START Input material
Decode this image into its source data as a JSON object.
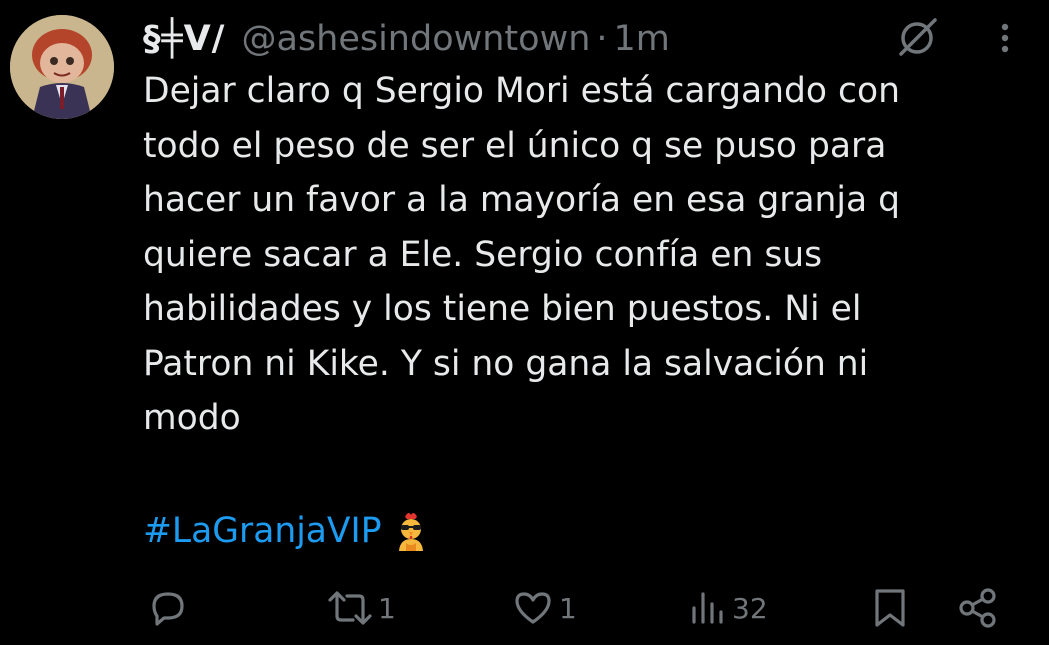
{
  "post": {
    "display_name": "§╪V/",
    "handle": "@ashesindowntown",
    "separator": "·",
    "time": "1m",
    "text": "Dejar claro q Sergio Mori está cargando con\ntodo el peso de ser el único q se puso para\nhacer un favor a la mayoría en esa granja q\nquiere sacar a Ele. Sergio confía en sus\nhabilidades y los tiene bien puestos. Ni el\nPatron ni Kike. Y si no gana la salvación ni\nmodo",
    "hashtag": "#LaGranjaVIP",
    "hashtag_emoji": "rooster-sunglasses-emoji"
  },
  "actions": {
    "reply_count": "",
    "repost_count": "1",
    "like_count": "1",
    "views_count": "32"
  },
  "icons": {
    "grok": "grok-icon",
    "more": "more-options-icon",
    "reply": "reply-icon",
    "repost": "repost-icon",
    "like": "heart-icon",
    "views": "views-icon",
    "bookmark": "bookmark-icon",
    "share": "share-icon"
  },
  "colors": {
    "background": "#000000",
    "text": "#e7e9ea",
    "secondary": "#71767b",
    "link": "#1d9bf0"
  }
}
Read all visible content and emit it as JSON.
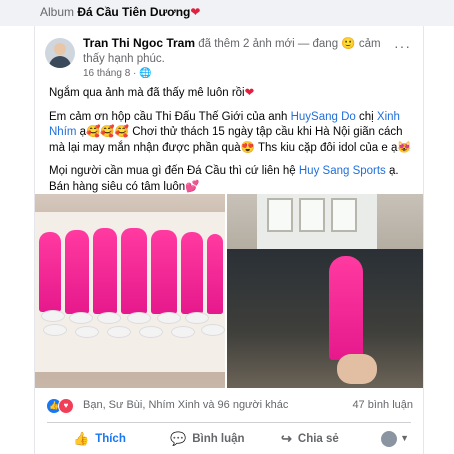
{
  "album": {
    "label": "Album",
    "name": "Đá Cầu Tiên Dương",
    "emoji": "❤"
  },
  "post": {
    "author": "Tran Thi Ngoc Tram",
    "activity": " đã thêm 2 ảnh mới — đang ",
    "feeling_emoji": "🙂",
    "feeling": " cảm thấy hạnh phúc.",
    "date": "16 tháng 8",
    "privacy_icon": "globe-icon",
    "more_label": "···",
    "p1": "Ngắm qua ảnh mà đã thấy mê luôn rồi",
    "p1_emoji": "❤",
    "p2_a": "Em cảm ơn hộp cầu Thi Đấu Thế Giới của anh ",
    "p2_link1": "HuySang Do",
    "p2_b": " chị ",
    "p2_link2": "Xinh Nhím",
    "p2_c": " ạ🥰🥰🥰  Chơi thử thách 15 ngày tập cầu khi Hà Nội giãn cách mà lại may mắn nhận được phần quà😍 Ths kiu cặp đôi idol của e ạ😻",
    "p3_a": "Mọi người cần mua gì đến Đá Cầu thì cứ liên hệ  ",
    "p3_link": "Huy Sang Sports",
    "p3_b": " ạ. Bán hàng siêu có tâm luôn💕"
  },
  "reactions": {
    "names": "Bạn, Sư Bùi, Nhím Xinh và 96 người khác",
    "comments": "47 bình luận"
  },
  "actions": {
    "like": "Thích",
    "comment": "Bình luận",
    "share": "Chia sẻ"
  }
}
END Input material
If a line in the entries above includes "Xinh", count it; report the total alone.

◆ **Response area**: 2